I’m Chris Krycho, and this is Across the Sundering Seas, my mostly-weekly newsletter on what I’ve been studying, reading, and generally thinking about. Feel free to unsubscribe—or to forward it to a friend who could use something more like this in her reading life! (I hope at least someone out there could use something more like this in her reading life!)
This week, I’m mostly sharing a few quotes from Simone Browne’s Dark Matters: On the Surveillance of Blackness. The book seems extremely timely in light of the nation-wide protests in response to George Floyd’s brutal, unjust death—but I did not pick it for that reason. Indeed, my friend and Winning Slowly cohost Stephen and I picked this as one of the key books we needed to read and talk about on this season of the podcast some six months ago. The book sits squarely in the center of our current focus on the intersection of epistemology and technology.
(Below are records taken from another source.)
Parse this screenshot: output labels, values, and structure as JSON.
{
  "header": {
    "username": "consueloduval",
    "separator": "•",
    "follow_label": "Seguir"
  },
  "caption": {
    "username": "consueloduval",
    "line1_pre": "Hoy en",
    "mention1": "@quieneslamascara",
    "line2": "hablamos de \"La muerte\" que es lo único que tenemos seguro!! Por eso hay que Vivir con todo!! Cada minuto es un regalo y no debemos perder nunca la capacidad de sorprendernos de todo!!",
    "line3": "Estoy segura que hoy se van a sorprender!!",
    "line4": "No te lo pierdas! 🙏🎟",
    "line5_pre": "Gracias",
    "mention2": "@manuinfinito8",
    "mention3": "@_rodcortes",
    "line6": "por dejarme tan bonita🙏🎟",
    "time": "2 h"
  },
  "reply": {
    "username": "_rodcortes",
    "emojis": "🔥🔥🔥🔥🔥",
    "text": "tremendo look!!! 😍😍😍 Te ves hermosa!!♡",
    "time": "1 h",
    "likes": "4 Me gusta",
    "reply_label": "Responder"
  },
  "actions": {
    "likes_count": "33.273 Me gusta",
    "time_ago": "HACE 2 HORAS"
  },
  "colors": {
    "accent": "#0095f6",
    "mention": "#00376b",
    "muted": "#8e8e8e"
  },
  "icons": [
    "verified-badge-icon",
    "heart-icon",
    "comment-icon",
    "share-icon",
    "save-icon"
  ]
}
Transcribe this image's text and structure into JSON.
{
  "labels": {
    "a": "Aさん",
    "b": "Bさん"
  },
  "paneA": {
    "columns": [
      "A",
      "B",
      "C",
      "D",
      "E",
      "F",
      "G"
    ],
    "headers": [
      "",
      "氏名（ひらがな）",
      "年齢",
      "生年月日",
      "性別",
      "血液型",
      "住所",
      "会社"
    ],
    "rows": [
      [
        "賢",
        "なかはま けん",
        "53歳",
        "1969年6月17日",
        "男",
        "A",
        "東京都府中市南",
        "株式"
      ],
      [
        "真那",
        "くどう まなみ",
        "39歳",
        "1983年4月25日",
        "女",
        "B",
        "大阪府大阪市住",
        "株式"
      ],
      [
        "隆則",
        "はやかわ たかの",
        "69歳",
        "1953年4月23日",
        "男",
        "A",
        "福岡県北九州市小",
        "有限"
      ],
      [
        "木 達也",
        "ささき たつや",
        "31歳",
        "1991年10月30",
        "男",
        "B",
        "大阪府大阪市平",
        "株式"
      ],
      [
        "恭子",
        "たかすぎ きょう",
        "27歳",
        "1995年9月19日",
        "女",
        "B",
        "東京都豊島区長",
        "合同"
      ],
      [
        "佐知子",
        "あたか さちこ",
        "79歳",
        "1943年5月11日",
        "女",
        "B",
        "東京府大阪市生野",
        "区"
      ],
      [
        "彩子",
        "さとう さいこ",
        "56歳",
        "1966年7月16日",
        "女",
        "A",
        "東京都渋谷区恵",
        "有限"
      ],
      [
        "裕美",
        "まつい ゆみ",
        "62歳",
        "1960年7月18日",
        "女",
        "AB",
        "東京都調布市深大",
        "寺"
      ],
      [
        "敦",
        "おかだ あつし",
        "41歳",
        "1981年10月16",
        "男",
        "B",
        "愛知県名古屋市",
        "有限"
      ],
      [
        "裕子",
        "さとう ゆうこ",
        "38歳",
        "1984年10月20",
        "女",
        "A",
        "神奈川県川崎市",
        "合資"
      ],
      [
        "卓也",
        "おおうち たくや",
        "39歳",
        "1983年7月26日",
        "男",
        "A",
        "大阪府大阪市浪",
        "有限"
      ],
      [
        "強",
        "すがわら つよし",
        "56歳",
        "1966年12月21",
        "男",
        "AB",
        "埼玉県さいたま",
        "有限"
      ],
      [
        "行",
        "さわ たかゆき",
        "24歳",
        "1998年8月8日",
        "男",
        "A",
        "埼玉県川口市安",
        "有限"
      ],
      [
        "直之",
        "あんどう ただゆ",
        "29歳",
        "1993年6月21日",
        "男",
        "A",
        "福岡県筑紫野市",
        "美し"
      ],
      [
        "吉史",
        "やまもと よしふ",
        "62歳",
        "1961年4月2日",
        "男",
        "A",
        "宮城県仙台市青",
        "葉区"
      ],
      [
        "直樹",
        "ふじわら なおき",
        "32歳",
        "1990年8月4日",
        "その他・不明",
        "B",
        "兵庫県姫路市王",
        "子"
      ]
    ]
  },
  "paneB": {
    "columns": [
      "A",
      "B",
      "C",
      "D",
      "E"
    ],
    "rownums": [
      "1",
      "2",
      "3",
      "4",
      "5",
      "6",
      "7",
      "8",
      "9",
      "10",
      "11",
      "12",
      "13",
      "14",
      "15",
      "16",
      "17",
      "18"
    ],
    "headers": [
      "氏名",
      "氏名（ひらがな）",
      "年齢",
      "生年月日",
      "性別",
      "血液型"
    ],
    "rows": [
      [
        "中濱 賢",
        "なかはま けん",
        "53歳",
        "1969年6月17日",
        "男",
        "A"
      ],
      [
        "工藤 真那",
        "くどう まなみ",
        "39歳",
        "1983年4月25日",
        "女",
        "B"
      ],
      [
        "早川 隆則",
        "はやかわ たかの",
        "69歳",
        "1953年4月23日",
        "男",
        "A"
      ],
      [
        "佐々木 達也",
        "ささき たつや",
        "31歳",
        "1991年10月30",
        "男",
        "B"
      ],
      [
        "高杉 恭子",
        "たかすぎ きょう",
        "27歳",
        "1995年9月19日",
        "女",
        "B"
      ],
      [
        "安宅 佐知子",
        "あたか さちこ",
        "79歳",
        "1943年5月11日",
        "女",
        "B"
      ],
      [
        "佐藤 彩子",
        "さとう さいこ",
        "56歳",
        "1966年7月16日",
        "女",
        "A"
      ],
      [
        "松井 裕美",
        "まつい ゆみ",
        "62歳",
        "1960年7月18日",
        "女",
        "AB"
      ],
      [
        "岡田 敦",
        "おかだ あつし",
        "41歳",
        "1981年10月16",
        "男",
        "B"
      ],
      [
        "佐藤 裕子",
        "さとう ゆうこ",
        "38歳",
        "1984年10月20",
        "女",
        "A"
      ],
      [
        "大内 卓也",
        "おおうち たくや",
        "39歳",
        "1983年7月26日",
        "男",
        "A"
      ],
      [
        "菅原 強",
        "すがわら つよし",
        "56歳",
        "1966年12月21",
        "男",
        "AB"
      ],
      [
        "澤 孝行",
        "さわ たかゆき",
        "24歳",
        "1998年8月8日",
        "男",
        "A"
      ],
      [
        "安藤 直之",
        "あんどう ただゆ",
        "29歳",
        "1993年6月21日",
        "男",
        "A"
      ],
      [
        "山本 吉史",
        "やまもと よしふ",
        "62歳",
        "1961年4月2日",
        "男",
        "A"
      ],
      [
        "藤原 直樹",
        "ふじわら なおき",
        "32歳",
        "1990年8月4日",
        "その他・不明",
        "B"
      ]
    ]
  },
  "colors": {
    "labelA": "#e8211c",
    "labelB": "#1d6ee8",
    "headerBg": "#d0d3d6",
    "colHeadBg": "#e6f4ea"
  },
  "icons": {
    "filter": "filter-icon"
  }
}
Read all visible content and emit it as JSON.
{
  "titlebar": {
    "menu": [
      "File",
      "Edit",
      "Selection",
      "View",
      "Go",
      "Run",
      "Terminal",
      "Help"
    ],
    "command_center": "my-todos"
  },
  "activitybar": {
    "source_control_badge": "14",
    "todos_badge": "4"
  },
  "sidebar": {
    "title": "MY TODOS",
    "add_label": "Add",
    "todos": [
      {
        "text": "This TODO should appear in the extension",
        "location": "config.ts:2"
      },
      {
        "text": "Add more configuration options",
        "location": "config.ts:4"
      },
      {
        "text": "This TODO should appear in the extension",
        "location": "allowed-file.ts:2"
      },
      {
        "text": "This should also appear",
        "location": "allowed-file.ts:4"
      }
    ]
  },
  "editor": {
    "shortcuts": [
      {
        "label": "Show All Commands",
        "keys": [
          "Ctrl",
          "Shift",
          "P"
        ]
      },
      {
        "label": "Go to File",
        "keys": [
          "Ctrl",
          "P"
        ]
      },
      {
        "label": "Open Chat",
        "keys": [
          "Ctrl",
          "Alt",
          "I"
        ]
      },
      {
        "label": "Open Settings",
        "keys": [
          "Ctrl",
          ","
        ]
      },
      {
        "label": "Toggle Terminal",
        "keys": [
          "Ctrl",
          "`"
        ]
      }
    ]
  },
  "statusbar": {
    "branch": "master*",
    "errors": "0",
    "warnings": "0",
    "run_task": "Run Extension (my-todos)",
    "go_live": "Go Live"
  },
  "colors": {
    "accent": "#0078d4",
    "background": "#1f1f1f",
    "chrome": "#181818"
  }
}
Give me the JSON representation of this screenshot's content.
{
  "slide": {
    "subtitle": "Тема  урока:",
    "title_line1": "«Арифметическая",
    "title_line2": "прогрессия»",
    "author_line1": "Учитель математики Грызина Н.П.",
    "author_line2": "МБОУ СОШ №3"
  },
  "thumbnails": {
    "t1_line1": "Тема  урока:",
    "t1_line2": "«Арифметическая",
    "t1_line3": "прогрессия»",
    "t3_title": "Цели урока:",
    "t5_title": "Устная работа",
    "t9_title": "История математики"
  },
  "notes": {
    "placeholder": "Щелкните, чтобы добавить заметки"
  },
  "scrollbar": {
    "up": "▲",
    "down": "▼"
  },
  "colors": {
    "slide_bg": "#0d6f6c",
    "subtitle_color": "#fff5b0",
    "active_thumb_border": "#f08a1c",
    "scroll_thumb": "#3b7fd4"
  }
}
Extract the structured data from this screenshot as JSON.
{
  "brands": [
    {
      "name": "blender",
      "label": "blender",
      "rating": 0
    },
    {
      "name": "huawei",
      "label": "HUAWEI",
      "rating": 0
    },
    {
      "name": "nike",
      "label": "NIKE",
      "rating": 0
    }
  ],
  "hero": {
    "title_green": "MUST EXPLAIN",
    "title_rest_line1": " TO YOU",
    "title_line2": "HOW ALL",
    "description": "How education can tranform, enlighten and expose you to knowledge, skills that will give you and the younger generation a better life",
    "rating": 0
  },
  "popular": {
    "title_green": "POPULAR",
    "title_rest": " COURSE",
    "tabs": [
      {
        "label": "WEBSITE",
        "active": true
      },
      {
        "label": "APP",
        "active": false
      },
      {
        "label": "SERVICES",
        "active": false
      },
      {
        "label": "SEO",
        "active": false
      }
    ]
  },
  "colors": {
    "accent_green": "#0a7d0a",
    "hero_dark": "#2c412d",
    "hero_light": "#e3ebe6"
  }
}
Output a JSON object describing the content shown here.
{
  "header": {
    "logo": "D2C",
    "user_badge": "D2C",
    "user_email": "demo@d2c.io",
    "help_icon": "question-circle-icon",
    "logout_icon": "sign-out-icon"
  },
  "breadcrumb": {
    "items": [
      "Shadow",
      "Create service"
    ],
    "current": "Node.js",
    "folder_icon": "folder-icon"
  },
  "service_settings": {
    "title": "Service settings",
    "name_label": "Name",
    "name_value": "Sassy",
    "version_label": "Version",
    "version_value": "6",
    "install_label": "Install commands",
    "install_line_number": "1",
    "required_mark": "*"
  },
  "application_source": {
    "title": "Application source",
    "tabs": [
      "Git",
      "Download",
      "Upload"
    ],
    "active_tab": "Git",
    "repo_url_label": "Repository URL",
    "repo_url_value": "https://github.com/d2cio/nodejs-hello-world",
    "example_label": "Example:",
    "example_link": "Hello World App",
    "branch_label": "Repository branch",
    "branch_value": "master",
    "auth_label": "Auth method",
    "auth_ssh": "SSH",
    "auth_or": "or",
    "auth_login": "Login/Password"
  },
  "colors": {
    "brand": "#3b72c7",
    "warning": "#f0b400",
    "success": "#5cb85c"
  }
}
More than that, though, it points directly at a critical reality: while this round of protests has (rightly!) pushed all of these issues to the fore again, and even seems to have started making a dent, these issues are not new. To the contrary, they have been a part of American history from very nearly its beginning. Racism is not the whole of America’s story, but its vile stain has, wretchedly, always been a central part of her story. So we’re reading Browne’s book, which sits squarely